Additionally, it’s not as though Republicans are clearly owning patriotism these days either, as they struggle with their own fidelity to America’s constitutional values. This gives Democrats an opening to reclaim these issues. In addition to encouraging Americans to learn from their past, there are a number of things the party can actively celebrate that align with both their values and the founders’ vision for the country:
First Amendment protections. It may seem obvious, but protections for speech, worship, journalism, protest, and lobbying one’s government are a core part of what makes America great. Governments all around the world often trample on these rights with impunity, and even other Western democracies don’t always guarantee the same robust speech protections as the United States. Some on the left have lost their way on these issues in recent years, but protecting freedom of speech and protest are especially vital for minority groups to ensure their voices can be heard—something progressives should celebrate.
Immigrant culture. Since the country’s founding, we have been a nation of immigrants. As of 2023, more immigrants lived in the United States than in any other country by a long shot, a sign of America’s enduring allure to people around the world searching for a better life; we also harbor more refugees than any other western democracy. Moreover, several studies have found that America is among the most welcoming countries for immigrants and refugees. Despite our at times troubled past on these matters, we have remained committed to our original promise to be a destination for the “tired…poor…huddled masses, yearning to breathe free.” That is something to be proud of.
Diversity & racial progress. As the country has attracted people from all around the world, it has naturally become more diverse. Rates of interracial marriage have gone up exponentially over the past half-century, as has public approval of such marriages.
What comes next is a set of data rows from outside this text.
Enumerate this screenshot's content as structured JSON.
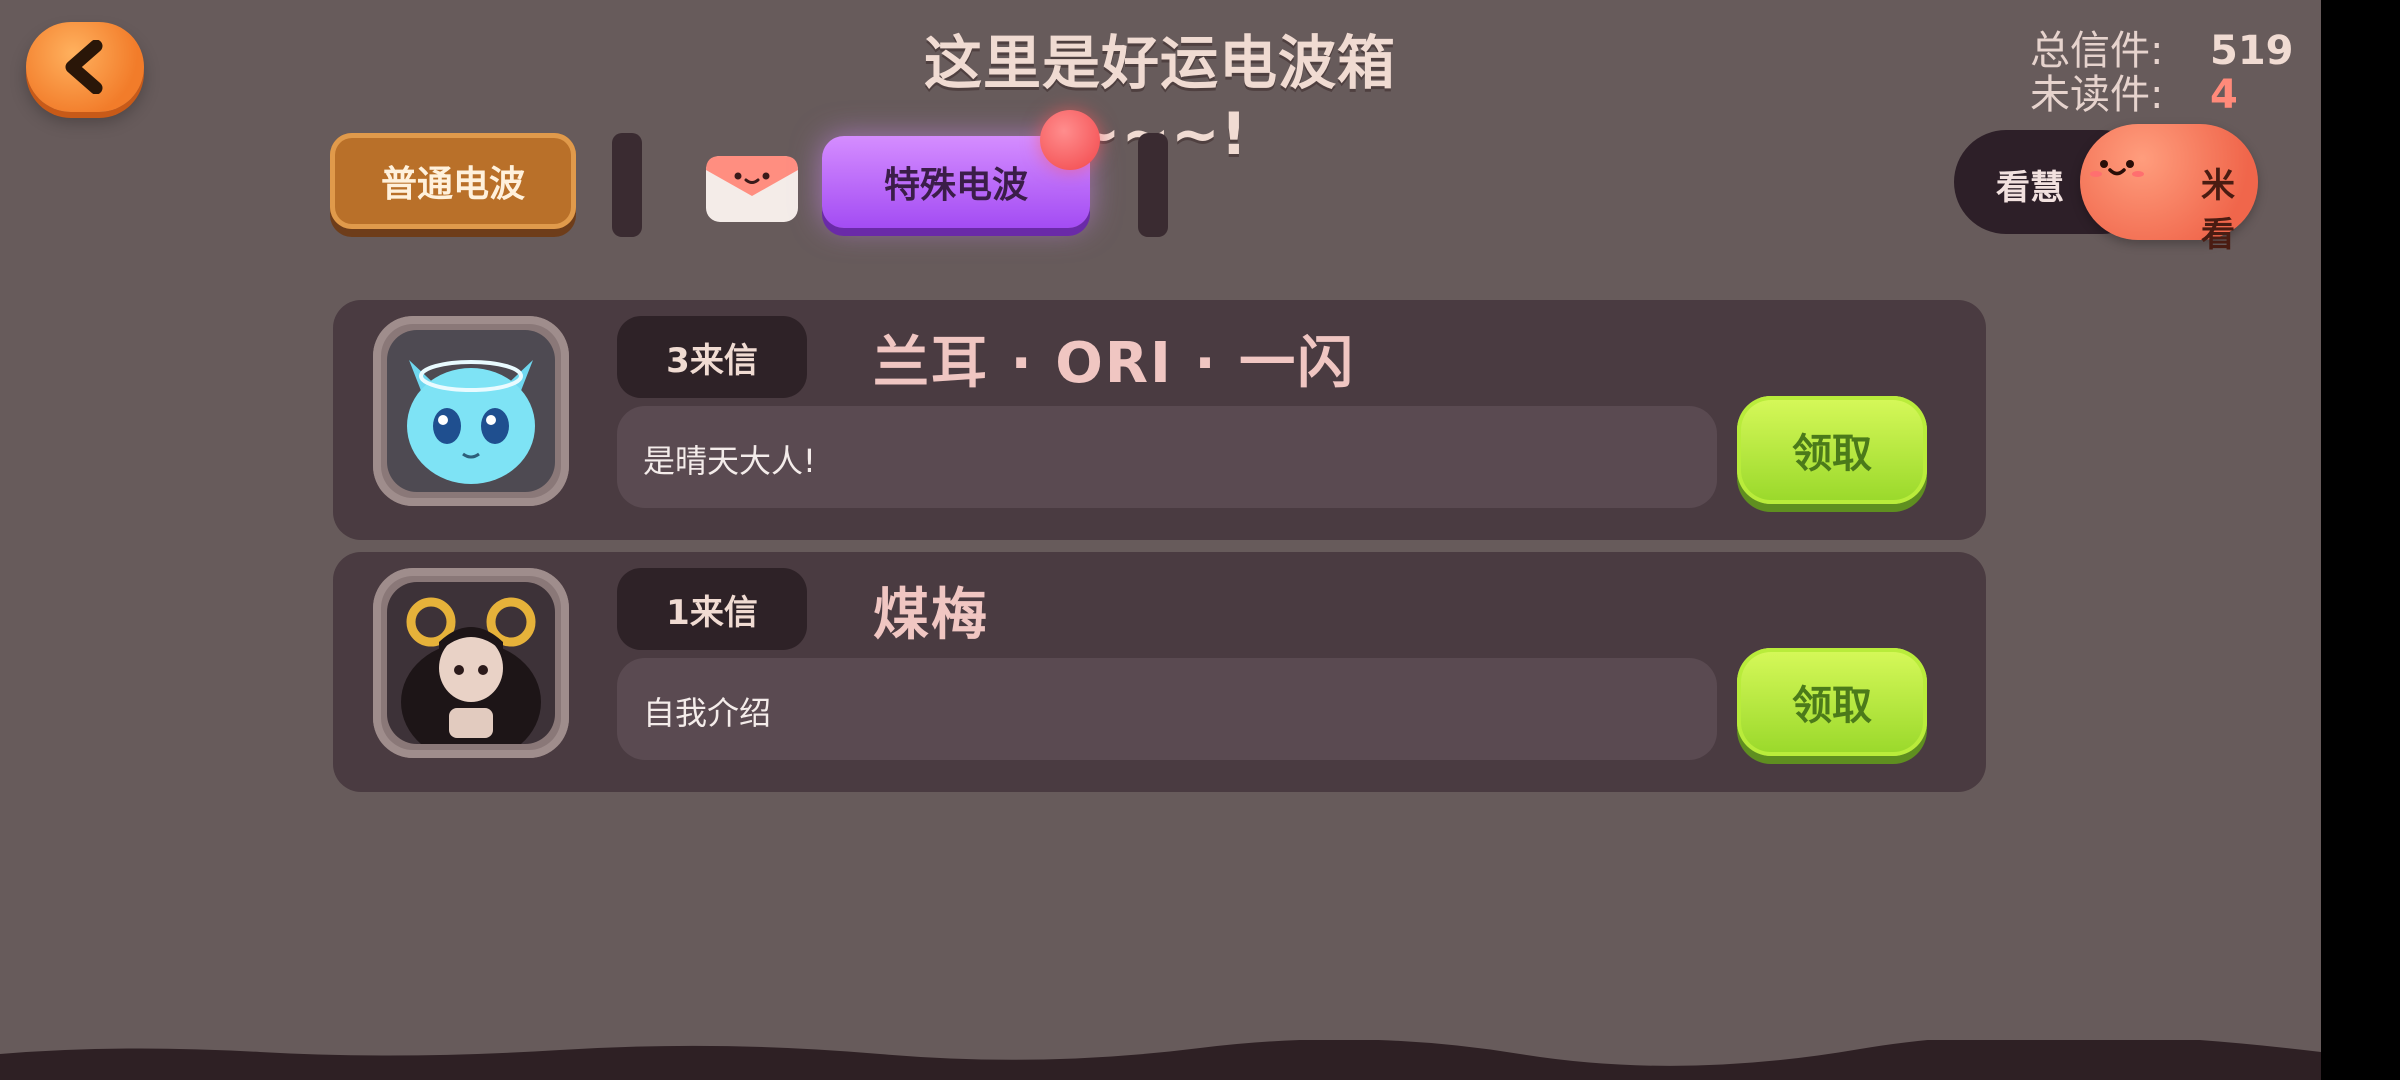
{
  "header": {
    "title": "这里是好运电波箱~~~!",
    "total_label": "总信件:",
    "total_value": "519",
    "unread_label": "未读件:",
    "unread_value": "4"
  },
  "tabs": [
    {
      "label": "普通电波",
      "active": false
    },
    {
      "label": "特殊电波",
      "active": true
    }
  ],
  "watch_button": {
    "label_left": "看慧",
    "label_right": "米看"
  },
  "letters": [
    {
      "count": "3来信",
      "sender": "兰耳 · ORI · 一闪",
      "message": "是晴天大人!",
      "action": "领取"
    },
    {
      "count": "1来信",
      "sender": "煤梅",
      "message": "自我介绍",
      "action": "领取"
    }
  ],
  "colors": {
    "background": "#675b5b",
    "card": "#4a3b41",
    "claim": "#b6ec3a",
    "special_tab": "#b85cf6",
    "normal_tab": "#b97029"
  }
}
This, again, is a testament to the American experiment: our young country has strived to become the first large and enduring multiracial democracy ever. Unlike most other societies throughout history and contrary to the claims of some progressives, the U.S. was not founded on the basis of some shared trait like race, ethnicity, language, religion, or geography. Rather, we were founded on an idea, leaving open the door to people of all backgrounds and identities coexisting here. Even though it has sometimes happened in fits and starts, we have regularly overcome racial and ethnic strife and become a more tolerant nation.
Of course, no country is perfect. There is plenty of work to do to make life better for millions of our fellow countrymen and women. But, as former President Bill Clinton famously said, there is nothing wrong with America that cannot be cured by what is right with America. That has proven to be the case time and again.
This July 4, those who possess a fatalist outlook about America would do well to remember that patriotism isn’t a call for blind conformity or refusal to criticize your government. It’s a sincere belief that we should hold our country to the highest of standards, criticizing it when it messes up but also forthrightly celebrating it when it gets things right.
As an American icon, Mark Twain, once put it, “Patriotism is supporting your country all the time, and your government when it deserves it.”
Michael Baharaeen is the director of political research at Blue Compass Strategies. He is a native of Kansas City and writes the Checks and Balances newsletter on Substack.
 This data is from mid-2021 and does not account for the Ukraine refugee crisis that began in 2022, but the only other western democracy whose refugee totals in 2021 came close to America’s was Germany.